[Data records for software interfaces]
┌────────
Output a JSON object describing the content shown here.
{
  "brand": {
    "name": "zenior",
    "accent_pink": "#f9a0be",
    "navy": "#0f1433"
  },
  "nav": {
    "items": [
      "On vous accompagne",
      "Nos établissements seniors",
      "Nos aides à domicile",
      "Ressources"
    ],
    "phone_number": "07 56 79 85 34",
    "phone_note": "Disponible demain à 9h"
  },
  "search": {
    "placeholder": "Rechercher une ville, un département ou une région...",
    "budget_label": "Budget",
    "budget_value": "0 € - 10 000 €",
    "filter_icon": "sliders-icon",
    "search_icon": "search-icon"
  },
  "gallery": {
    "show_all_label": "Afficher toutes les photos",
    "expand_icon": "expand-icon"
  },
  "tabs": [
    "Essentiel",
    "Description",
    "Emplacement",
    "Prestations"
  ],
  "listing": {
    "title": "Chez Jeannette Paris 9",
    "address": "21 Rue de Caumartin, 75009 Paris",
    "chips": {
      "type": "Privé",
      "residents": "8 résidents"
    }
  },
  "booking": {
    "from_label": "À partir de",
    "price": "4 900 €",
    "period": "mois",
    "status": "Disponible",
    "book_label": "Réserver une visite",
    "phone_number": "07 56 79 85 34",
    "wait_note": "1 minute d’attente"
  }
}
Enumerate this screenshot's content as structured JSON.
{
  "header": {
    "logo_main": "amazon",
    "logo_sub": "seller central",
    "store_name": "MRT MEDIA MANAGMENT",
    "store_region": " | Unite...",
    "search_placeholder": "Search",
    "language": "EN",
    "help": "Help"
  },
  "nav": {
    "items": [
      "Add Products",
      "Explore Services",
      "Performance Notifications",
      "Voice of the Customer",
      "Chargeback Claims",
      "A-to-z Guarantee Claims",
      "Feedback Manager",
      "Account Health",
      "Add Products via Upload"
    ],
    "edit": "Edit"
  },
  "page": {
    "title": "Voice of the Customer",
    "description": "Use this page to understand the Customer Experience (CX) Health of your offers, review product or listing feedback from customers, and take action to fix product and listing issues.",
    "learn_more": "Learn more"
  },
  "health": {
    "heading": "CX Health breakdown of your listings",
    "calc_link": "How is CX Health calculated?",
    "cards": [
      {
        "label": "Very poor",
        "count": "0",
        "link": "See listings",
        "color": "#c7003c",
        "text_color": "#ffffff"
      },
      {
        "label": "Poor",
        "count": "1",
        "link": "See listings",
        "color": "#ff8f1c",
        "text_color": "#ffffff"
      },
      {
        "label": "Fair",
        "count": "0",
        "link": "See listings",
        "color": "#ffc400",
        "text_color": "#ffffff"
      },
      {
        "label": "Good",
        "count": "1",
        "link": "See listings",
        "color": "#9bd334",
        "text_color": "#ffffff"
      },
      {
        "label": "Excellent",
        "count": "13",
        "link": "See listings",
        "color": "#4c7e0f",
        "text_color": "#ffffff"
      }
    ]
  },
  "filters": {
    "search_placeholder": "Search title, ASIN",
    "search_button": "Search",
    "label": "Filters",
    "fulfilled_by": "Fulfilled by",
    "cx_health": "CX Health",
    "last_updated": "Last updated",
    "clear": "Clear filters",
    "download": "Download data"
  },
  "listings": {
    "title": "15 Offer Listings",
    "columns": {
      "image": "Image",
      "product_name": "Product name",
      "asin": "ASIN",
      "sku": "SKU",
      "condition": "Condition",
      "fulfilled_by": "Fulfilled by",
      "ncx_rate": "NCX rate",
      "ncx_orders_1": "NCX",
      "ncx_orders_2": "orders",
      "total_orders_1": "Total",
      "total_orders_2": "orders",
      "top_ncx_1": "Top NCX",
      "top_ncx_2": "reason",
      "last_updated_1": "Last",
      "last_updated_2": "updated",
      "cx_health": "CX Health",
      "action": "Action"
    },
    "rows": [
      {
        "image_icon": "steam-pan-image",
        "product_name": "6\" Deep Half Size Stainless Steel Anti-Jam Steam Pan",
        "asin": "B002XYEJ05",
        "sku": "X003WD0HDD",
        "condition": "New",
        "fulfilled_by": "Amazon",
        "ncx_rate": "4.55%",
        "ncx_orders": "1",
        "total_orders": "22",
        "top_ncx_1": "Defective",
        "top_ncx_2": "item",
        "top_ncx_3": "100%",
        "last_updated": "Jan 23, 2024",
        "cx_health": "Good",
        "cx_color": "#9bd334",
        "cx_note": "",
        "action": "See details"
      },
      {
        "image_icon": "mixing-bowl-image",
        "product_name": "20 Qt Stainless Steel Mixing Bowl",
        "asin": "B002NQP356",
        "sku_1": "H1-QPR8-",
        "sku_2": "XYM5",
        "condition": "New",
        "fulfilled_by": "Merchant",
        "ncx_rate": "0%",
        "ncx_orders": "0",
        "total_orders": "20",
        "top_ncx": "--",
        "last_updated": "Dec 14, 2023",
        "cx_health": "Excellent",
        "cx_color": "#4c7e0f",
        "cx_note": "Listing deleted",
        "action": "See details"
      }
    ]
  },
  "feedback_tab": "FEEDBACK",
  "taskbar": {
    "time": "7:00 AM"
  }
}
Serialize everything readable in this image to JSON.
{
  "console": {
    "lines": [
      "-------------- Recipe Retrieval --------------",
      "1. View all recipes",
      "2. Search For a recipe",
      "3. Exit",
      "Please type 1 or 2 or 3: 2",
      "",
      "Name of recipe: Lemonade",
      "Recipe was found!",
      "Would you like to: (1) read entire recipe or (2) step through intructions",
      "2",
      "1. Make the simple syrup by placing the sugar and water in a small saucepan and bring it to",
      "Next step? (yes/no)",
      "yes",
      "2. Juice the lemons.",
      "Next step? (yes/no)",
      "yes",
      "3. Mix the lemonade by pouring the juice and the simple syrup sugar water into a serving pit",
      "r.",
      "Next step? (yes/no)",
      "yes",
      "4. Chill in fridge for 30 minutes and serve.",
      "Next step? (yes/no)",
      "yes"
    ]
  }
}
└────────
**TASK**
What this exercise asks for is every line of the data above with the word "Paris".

**RESPONSE**
    "title": "Chez Jeannette Paris 9",
    "address": "21 Rue de Caumartin, 75009 Paris",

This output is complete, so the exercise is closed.